As a follow-up to yesterday’s brief bit on the Parker Space Probe, I thought it was worth taking some time to share more information about the project. This is some of the best we have going on in the scientific community (in my not so humble opinion), and I thought it was worth learning and teaching more about it. Watch live in the embedded video above, or read on for more details than you ever realized you needed.
The Parker Space Probe launch window opened this morning around 3:30 Eastern Time and extends to August 23rd. So depending on the weather at Cape Canaveral (Space Launch Complex 37, more specifically), the probe may already be on the way to the sun by the time you read this (I’m writing it a day before launch but posting around 7 hours post possible launch time).
So if you ever wondered just how fast we puny humans can make things go, it turns out that right now something around 430,000 miles per hour is our peak achievement. That’s the projected speed of the Parker Solar Probe which will be launching tomorrow morning, just a few hours from now. I have more reading to do to come up with a more substantial post on the probe, but I hope to put something together tomorrow so you can get learned. Just know that this probe is going towards the sun to study solar winds so we can learn how to better prepare for them in the future. (Image stolen from the Engadget article to which this news item is linked).
The spacecraft will also reach speeds up to 430,000 mph, making it the fastest-ever human-made object. That’s nowhere near fast enough to reach Alpha Centauri within our lifetime — it has to travel around 7,000 years to reach the star closest to our sun — but fast enough to get from Philadelphia to DC in a second.
I heard one of the local radio station’smorning crew talking this morning about the women who changed the world and decided it might be interesting to see what some thinkers online came up with for their top 10 or top 100. The first list I found was this ThoughtCo. list of the top 100 women of History. My knowledge of historical women is pretty sparse, but I was happy to find I could at least recognize most of the women on this list, even if what I know about each of them is quite limited. I’ll be reading up more on the particular details of these women to expand my knowledge.

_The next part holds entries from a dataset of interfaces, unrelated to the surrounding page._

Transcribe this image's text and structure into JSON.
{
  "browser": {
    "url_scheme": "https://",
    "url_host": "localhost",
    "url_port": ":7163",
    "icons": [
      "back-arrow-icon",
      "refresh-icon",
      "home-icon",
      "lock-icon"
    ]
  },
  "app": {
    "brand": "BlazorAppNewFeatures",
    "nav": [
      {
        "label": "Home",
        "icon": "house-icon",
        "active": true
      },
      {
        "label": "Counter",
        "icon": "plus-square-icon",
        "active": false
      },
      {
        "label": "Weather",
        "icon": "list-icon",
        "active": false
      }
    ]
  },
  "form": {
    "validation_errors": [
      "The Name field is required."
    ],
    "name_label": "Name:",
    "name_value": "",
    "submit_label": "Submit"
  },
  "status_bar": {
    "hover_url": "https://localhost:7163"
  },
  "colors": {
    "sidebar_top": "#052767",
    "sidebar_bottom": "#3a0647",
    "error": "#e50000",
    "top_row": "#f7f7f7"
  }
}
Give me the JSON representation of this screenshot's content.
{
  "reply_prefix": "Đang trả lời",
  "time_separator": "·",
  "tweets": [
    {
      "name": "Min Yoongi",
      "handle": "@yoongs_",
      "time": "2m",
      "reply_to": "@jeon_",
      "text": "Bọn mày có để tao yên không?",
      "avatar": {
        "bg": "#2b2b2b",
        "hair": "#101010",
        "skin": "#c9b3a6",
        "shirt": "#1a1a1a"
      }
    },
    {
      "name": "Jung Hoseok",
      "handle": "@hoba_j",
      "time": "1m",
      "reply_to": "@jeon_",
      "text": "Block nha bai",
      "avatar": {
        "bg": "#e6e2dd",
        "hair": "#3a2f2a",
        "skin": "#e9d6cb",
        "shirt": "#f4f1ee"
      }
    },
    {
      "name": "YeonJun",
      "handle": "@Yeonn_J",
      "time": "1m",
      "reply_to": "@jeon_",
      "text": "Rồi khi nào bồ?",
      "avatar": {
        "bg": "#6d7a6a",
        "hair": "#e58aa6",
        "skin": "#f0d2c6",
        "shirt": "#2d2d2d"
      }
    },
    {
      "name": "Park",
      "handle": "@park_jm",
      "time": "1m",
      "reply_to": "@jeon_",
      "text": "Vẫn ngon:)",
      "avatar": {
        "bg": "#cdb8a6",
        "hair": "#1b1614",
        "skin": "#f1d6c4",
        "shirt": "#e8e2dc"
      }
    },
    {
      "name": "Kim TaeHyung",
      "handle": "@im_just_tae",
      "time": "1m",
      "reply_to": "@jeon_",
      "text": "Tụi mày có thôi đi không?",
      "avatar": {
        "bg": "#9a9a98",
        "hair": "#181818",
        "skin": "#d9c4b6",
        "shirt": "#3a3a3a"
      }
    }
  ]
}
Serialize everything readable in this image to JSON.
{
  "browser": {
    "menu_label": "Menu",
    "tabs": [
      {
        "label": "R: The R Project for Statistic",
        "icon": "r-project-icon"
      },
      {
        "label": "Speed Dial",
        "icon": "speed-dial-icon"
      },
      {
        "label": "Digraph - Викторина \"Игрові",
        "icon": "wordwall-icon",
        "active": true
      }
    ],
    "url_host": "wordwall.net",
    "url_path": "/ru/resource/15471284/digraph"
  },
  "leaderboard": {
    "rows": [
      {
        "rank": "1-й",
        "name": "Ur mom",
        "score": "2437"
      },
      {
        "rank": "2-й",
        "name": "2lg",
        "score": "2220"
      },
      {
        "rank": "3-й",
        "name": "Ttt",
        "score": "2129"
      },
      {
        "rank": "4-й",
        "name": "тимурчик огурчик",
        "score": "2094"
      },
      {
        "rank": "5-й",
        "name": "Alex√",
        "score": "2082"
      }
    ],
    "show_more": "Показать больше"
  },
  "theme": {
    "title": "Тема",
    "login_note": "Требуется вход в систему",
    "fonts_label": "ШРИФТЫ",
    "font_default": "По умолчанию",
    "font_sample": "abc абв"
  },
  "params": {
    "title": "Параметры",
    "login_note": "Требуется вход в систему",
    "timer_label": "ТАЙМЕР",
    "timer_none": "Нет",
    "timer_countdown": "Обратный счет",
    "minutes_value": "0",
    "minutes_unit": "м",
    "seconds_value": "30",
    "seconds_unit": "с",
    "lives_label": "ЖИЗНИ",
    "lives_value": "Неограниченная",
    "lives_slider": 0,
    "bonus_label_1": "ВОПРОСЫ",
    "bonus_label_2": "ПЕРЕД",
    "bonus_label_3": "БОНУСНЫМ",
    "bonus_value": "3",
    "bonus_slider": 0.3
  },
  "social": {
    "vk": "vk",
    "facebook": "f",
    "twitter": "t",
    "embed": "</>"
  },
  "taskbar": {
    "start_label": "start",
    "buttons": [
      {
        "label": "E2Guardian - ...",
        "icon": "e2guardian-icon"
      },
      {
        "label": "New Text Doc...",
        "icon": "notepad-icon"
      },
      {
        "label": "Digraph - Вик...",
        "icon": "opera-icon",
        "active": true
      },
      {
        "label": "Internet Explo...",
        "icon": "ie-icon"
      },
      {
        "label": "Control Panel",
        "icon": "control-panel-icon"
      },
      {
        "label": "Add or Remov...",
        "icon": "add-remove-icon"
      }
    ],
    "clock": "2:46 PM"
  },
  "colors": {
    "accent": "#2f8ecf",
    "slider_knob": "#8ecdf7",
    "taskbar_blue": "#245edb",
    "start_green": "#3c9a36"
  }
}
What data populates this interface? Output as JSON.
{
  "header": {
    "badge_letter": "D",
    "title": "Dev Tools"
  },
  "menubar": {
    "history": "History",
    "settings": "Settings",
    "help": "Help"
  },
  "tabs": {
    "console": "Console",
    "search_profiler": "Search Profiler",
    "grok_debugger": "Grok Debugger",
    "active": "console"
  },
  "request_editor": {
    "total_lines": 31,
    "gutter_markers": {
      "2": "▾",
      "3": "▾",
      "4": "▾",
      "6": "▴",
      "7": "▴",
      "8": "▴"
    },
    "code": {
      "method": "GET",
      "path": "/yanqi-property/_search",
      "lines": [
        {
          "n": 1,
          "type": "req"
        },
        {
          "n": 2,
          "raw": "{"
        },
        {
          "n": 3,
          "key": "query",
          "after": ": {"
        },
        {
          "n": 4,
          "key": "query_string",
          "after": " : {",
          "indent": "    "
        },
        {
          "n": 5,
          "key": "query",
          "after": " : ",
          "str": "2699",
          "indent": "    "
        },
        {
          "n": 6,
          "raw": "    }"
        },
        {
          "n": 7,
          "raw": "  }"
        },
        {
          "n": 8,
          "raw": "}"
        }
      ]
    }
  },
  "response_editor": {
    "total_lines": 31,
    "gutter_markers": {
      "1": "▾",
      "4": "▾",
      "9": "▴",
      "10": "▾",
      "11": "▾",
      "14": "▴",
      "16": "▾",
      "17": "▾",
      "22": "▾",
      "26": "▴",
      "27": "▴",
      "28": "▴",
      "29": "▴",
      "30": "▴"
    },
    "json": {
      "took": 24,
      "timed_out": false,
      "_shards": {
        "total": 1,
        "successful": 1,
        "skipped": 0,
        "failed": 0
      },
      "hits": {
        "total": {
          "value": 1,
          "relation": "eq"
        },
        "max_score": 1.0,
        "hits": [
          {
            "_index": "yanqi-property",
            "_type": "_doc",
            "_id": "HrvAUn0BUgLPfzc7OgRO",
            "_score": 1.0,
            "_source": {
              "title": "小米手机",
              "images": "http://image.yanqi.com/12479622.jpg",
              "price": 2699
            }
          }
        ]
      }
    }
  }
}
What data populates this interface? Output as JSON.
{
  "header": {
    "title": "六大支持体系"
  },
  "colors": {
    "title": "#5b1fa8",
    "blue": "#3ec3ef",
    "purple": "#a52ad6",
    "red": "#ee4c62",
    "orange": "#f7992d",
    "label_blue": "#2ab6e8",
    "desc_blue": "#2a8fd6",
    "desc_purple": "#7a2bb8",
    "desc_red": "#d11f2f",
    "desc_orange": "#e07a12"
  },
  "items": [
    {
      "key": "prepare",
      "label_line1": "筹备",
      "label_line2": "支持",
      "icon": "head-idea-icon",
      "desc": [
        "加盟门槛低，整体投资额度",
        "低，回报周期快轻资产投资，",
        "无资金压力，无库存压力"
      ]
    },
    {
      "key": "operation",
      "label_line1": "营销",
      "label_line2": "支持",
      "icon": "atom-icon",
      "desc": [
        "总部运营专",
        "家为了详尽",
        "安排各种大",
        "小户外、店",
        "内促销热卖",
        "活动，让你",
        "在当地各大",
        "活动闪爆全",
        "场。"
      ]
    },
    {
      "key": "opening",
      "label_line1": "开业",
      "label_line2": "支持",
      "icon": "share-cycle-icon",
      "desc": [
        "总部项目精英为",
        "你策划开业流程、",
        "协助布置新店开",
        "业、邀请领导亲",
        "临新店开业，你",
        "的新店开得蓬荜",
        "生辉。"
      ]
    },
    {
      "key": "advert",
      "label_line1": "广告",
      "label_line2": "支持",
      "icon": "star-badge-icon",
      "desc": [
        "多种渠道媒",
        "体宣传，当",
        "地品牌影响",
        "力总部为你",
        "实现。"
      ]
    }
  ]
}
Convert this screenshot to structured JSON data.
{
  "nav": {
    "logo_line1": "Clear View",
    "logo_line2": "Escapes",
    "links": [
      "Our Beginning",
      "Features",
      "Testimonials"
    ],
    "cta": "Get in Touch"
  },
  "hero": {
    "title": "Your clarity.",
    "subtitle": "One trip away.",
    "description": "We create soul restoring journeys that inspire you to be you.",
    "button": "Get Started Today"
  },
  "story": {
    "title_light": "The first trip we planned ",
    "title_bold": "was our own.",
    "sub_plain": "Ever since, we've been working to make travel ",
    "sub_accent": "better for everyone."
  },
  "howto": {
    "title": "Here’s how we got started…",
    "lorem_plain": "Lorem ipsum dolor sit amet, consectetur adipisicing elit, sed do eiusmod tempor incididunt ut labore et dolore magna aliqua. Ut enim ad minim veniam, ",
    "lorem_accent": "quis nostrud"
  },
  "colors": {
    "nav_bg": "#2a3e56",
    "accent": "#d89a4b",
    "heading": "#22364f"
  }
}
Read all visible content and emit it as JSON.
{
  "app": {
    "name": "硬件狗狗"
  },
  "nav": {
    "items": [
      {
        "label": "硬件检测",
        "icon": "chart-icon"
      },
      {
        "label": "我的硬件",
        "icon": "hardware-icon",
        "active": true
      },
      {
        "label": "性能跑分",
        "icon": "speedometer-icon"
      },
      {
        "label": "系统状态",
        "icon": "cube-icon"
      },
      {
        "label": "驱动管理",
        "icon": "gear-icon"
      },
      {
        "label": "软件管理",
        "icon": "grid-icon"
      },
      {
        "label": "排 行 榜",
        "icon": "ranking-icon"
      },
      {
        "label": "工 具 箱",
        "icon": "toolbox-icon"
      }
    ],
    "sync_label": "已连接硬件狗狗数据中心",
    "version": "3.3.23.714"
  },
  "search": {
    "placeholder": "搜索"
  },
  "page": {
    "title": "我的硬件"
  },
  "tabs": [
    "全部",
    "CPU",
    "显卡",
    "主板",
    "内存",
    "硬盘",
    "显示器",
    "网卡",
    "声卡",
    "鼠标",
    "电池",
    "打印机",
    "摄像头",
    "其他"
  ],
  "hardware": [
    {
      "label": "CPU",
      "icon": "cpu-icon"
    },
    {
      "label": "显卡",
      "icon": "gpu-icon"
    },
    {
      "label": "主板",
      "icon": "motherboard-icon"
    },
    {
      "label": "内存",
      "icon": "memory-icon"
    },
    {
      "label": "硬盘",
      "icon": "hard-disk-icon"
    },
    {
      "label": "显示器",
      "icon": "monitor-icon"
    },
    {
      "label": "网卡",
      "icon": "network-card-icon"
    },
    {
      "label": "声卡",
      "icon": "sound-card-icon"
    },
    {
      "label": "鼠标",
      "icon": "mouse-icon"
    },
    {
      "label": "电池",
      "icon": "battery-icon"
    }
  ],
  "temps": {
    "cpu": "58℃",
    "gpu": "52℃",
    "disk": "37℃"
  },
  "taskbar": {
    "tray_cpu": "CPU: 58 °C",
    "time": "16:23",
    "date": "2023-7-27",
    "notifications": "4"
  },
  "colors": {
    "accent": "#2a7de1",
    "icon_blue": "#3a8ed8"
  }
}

What’s most interesting about this list to me is that it isn’t something based on some small group of “experts” deciding who makes the cut – this is a list of women ranked by searches online. So while number one on the list may get disagreement from all corners (I’m sure of it, in fact), there is a reasonable basis for how she got there.
One of my favorite applications is sadly one for which I have no capacity to master. I’m speaking of the outstanding, open-source modeling tool Blender. Version 2.66 of this fantastic tool has just been announced. And while I’m sure almost everyone who uses the tool already knows about it, I mention it just in case someone drops by here and isn’t familiar with the tool but possesses the skills necessary to create something great with it.
Turns out NASA has your back, folks. The asteroid known as 2011 AG5 won’t hit the earth in 2040 after all. I know I, for one, am relieved. I was preparing for a dinosaur mass extinction event and was already prepared to move underground.